Photo by: Jason Beck
The exotic flowers Protea belong to the pre-historic group of flowers that existed on earth 300 million years ago. According to a Greek mythology, the name protea derived from” Proteus,” son of Poseidon, the Greek God of the Oceans. Proteus was a God of the sea, who had the gift of prophesy about all things, future, past and present. Proteus was insubordinate and preferred to rest on his Island Pharos, than prophesize.
This huge bowl shaped flowering plant, called the king of Protea, is a very impressive plant among the Proteaceae family, and enjoys the status of the national flower of South Africa. The shrub of this king Protea is woody; having stout stems with bunches of little crimson or pink colored flowers, grouped together in the form of a large head of flowers. Lean and multicolored bracts and leaves that are flat and shaped like a paddle, envelope them.
How to Cultivate Domestically
Photo by: Andrew Massyn
Preparation for Planting
Protea plants grow in climates of particular characteristics specified in Sunset Garden Book 21, 22, and 23 but do not flourish in the low-lying cold areas. In the 19, 20 & 21 regions, plant these plants on high ground only. Protea flowers last for 2 hours with little or no leaf damage if you maintain the temperature at about 28°F. The Protea displays optimum performance and successful growth if planted in properly drained soil, such as decayed granites, full sunlight and proper ventilation. Avoid planting them in soil having phosphorus as fertilizer residues from the previously cultivated soil or in old grave areas that have suffered contamination by cultivating Phytopthera Cinnamoni earlier.
- Place paddle barks to a thickness of 1 inch to cover the Protea bed for the first two years of plant growth. Maintain a distance of 2 inches from the main stem of the plant. This mulch cools the superficial roots, discourages growth of weeds and helps the soil to retain its moisture.
- When you transplant your fresh and young protea, give them ample shade in the initial first year of their growth. Protea adjusts with temperatures up to 100°F for a period of 24 hours. In case the temperature exceeds this, it will have a negative effect on them. The Proteas flowers become more brilliant at cooler temperatures. When the temperature rises above 90°F, you need to protect your Protea with a provisional shade, (newspaper pages placed on a wire mesh or palm leaves are fine) for them until the temperature falls.

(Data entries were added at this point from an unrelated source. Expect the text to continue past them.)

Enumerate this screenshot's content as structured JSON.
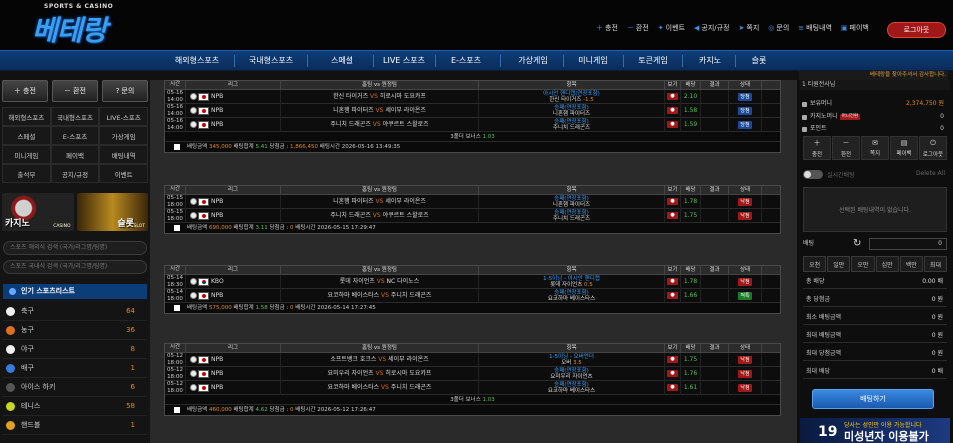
{
  "header": {
    "logo_sub": "SPORTS & CASINO",
    "logo_main": "베테랑",
    "nav": [
      {
        "icon": "plus-icon",
        "label": "충전"
      },
      {
        "icon": "minus-icon",
        "label": "환전"
      },
      {
        "icon": "gift-icon",
        "label": "이벤트"
      },
      {
        "icon": "megaphone-icon",
        "label": "공지/규정"
      },
      {
        "icon": "paper-plane-icon",
        "label": "쪽지"
      },
      {
        "icon": "headset-icon",
        "label": "문의"
      },
      {
        "icon": "list-icon",
        "label": "배팅내역"
      },
      {
        "icon": "money-icon",
        "label": "페이백"
      }
    ],
    "logout": "로그아웃"
  },
  "menu": [
    "해외형스포츠",
    "국내형스포츠",
    "스페셜",
    "LIVE 스포츠",
    "E-스포츠",
    "가상게임",
    "미니게임",
    "토큰게임",
    "카지노",
    "슬롯"
  ],
  "ticker": "베테랑을 찾아주셔서 감사합니다.",
  "sidebar": {
    "quick": [
      {
        "icon": "plus-icon",
        "label": "충전"
      },
      {
        "icon": "minus-icon",
        "label": "환전"
      },
      {
        "icon": "question-icon",
        "label": "문의"
      }
    ],
    "grid": [
      [
        "해외형스포츠",
        "국내형스포츠",
        "LIVE-스포츠"
      ],
      [
        "스페셜",
        "E-스포츠",
        "가상게임"
      ],
      [
        "미니게임",
        "페이백",
        "배팅내역"
      ],
      [
        "출석부",
        "공지/규정",
        "이벤트"
      ]
    ],
    "banners": [
      {
        "label": "카지노",
        "sub": "CASINO"
      },
      {
        "label": "슬롯",
        "sub": "SLOT"
      }
    ],
    "search1": "스포츠 해외식 검색 (국가/리그명/팀명)",
    "search2": "스포츠 국내식 검색 (국가/리그명/팀명)",
    "popular": "인기 스포츠리스트",
    "sports": [
      {
        "name": "축구",
        "count": "64",
        "color": "#eeeeee"
      },
      {
        "name": "농구",
        "count": "36",
        "color": "#e07020"
      },
      {
        "name": "야구",
        "count": "8",
        "color": "#f0f0f0"
      },
      {
        "name": "배구",
        "count": "1",
        "color": "#3a7ae0"
      },
      {
        "name": "아이스 하키",
        "count": "6",
        "color": "#555555"
      },
      {
        "name": "테니스",
        "count": "58",
        "color": "#c8d820"
      },
      {
        "name": "핸드볼",
        "count": "1",
        "color": "#e0a020"
      }
    ]
  },
  "table_headers": [
    "시간",
    "리그",
    "홈팀 vs 원정팀",
    "항목",
    "보기",
    "배당",
    "결과",
    "상태"
  ],
  "blocks": [
    {
      "rows": [
        {
          "date": "05-16",
          "time": "14:00",
          "league": "NPB",
          "flag": "jp",
          "home": "한신 타이거즈",
          "away": "히로시마 도요카프",
          "market": "아시안 핸디캡(연장포함)",
          "pick": "한신 타이거즈",
          "pick_odds": "-1.5",
          "eye": "●",
          "odds": "2.10",
          "result": "",
          "status": "당첨",
          "status_color": "blue"
        },
        {
          "date": "05-16",
          "time": "14:00",
          "league": "NPB",
          "flag": "jp",
          "home": "니혼햄 파이터즈",
          "away": "세이부 라이온즈",
          "market": "승패(연장포함)",
          "pick": "니혼햄 파이터즈",
          "pick_odds": "",
          "eye": "●",
          "odds": "1.58",
          "result": "",
          "status": "당첨",
          "status_color": "blue"
        },
        {
          "date": "05-16",
          "time": "14:00",
          "league": "NPB",
          "flag": "jp",
          "home": "주니치 드래곤즈",
          "away": "야쿠르트 스왈로즈",
          "market": "승패(연장포함)",
          "pick": "주니치 드래곤즈",
          "pick_odds": "",
          "eye": "●",
          "odds": "1.59",
          "result": "",
          "status": "당첨",
          "status_color": "blue"
        }
      ],
      "bonus": "3폴더 보너스",
      "bonus_val": "1.03",
      "footer": {
        "amount_label": "배팅금액",
        "amount": "345,000",
        "total_label": "배팅합계",
        "total": "5.41",
        "win_label": "당첨금",
        "win": "1,866,450",
        "time_label": "배팅시간",
        "time": "2026-05-16 13:49:35"
      }
    },
    {
      "rows": [
        {
          "date": "05-15",
          "time": "18:00",
          "league": "NPB",
          "flag": "jp",
          "home": "니혼햄 파이터즈",
          "away": "세이부 라이온즈",
          "market": "승패(연장포함)",
          "pick": "니혼햄 파이터즈",
          "pick_odds": "",
          "eye": "●",
          "odds": "1.78",
          "result": "",
          "status": "낙첨",
          "status_color": "red"
        },
        {
          "date": "05-15",
          "time": "18:00",
          "league": "NPB",
          "flag": "jp",
          "home": "주니치 드래곤즈",
          "away": "야쿠르트 스왈로즈",
          "market": "승패(연장포함)",
          "pick": "주니치 드래곤즈",
          "pick_odds": "",
          "eye": "●",
          "odds": "1.75",
          "result": "",
          "status": "낙첨",
          "status_color": "red"
        }
      ],
      "bonus": "",
      "bonus_val": "",
      "footer": {
        "amount_label": "배팅금액",
        "amount": "690,000",
        "total_label": "배팅합계",
        "total": "3.11",
        "win_label": "당첨금",
        "win": "0",
        "time_label": "배팅시간",
        "time": "2026-05-15 17:29:47"
      }
    },
    {
      "rows": [
        {
          "date": "05-14",
          "time": "18:30",
          "league": "KBO",
          "flag": "kr",
          "home": "롯데 자이언츠",
          "away": "NC 다이노스",
          "market": "1-5이닝 - 아시안 핸디캡",
          "pick": "롯데 자이언츠",
          "pick_odds": "0.5",
          "eye": "●",
          "odds": "1.78",
          "result": "",
          "status": "낙첨",
          "status_color": "red"
        },
        {
          "date": "05-14",
          "time": "18:00",
          "league": "NPB",
          "flag": "jp",
          "home": "요코하마 베이스타스",
          "away": "주니치 드래곤즈",
          "market": "승패(연장포함)",
          "pick": "요코하마 베이스타스",
          "pick_odds": "",
          "eye": "●",
          "odds": "1.66",
          "result": "",
          "status": "적특",
          "status_color": "green"
        }
      ],
      "bonus": "",
      "bonus_val": "",
      "footer": {
        "amount_label": "배팅금액",
        "amount": "575,000",
        "total_label": "배팅합계",
        "total": "1.58",
        "win_label": "당첨금",
        "win": "0",
        "time_label": "배팅시간",
        "time": "2026-05-14 17:27:45"
      }
    },
    {
      "rows": [
        {
          "date": "05-12",
          "time": "18:00",
          "league": "NPB",
          "flag": "jp",
          "home": "소프트뱅크 호크스",
          "away": "세이부 라이온즈",
          "market": "1-5이닝 - 오버언더",
          "pick": "오버",
          "pick_odds": "3.5",
          "eye": "●",
          "odds": "1.75",
          "result": "",
          "status": "낙첨",
          "status_color": "red"
        },
        {
          "date": "05-12",
          "time": "18:00",
          "league": "NPB",
          "flag": "jp",
          "home": "요미우리 자이언츠",
          "away": "히로시마 도요카프",
          "market": "승패(연장포함)",
          "pick": "요미우리 자이언츠",
          "pick_odds": "",
          "eye": "●",
          "odds": "1.76",
          "result": "",
          "status": "낙첨",
          "status_color": "red"
        },
        {
          "date": "05-12",
          "time": "18:00",
          "league": "NPB",
          "flag": "jp",
          "home": "요코하마 베이스타스",
          "away": "주니치 드래곤즈",
          "market": "승패(연장포함)",
          "pick": "요코하마 베이스타스",
          "pick_odds": "",
          "eye": "●",
          "odds": "1.61",
          "result": "",
          "status": "낙첨",
          "status_color": "red"
        }
      ],
      "bonus": "3폴더 보너스",
      "bonus_val": "1.03",
      "footer": {
        "amount_label": "배팅금액",
        "amount": "460,000",
        "total_label": "배팅합계",
        "total": "4.62",
        "win_label": "당첨금",
        "win": "0",
        "time_label": "배팅시간",
        "time": "2026-05-12 17:26:47"
      }
    }
  ],
  "right": {
    "top": "1 티원전사님",
    "account": [
      {
        "label": "보유머니",
        "value": "2,374,750",
        "unit": "원",
        "tag": ""
      },
      {
        "label": "카지노머니",
        "value": "0",
        "unit": "",
        "tag": "머니전환"
      },
      {
        "label": "포인트",
        "value": "0",
        "unit": "",
        "tag": ""
      }
    ],
    "buttons": [
      {
        "icon": "plus-icon",
        "label": "충전"
      },
      {
        "icon": "minus-icon",
        "label": "환전"
      },
      {
        "icon": "envelope-icon",
        "label": "쪽지"
      },
      {
        "icon": "wallet-icon",
        "label": "페이백"
      },
      {
        "icon": "power-icon",
        "label": "로그아웃"
      }
    ],
    "slip_label": "실시간배팅",
    "delete_all": "Delete All",
    "empty": "선택된 배팅내역이 없습니다.",
    "bet_label": "배팅",
    "bet_amount": "0",
    "chips": [
      "오천",
      "일만",
      "오만",
      "십만",
      "백만",
      "최대"
    ],
    "summary": [
      {
        "label": "총 배당",
        "value": "0.00 배"
      },
      {
        "label": "총 당첨금",
        "value": "0 원"
      },
      {
        "label": "최소 배팅금액",
        "value": "0 원"
      },
      {
        "label": "최대 배팅금액",
        "value": "0 원"
      },
      {
        "label": "최대 당첨금액",
        "value": "0 원"
      },
      {
        "label": "최대 배당",
        "value": "0 배"
      }
    ],
    "place_bet": "배팅하기",
    "promo": {
      "number": "19",
      "line1": "당사는 성인만 이용 가능합니다",
      "line2": "미성년자 이용불가"
    }
  }
}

- Weekly, provide your protea with 1 inch of water (in case there is no rain) only during the initial two years of maturing. Confirm the pH value of your water lies between neutral and acidic, make sure of low mineral content (hard water is toxic to Protea) and nil salt.
Planting and Watering
Proteas prefer wet to dry cycles; thus provide a drip system and weekly once, water the proteas with almost one gallon of water in the cold months and a little additional watering in the hot summer months.
The brilliant Protea, have flowers that last for a long period, normally autumn to spring.
After- Bloom Care
Prune them while blossoming and after blossoming. Cut back the stems leaving four or five leaves under the cut to keep the plant whole. Remove the withered flowers and thus enhance fresh growth. Weekly once, water the plant at its base without wetting the leaves.
As Cut Flowers
Photo by: Andrew Massyn
This helps to meet the demand of protea cut flowers for many types of export markets, where the demand for flowers vary from season to season. In order to maximize flower’s vase life, take care of these striking flowers in the following manner:
From the end of the stem cut almost quarter inch, shred all the leaves that would go beneath the surface of water in the vase and keep it in the vase containing a mixture of water and domestic bleach (almost a quarter teaspoon per quart of water) as early as you bring them home.
Having discovered a fondness for insects while pursuing her degree in Biology, Randi Jones was quite bugged to know that people usually dismissed these little creatures as “creepy-crawlies”.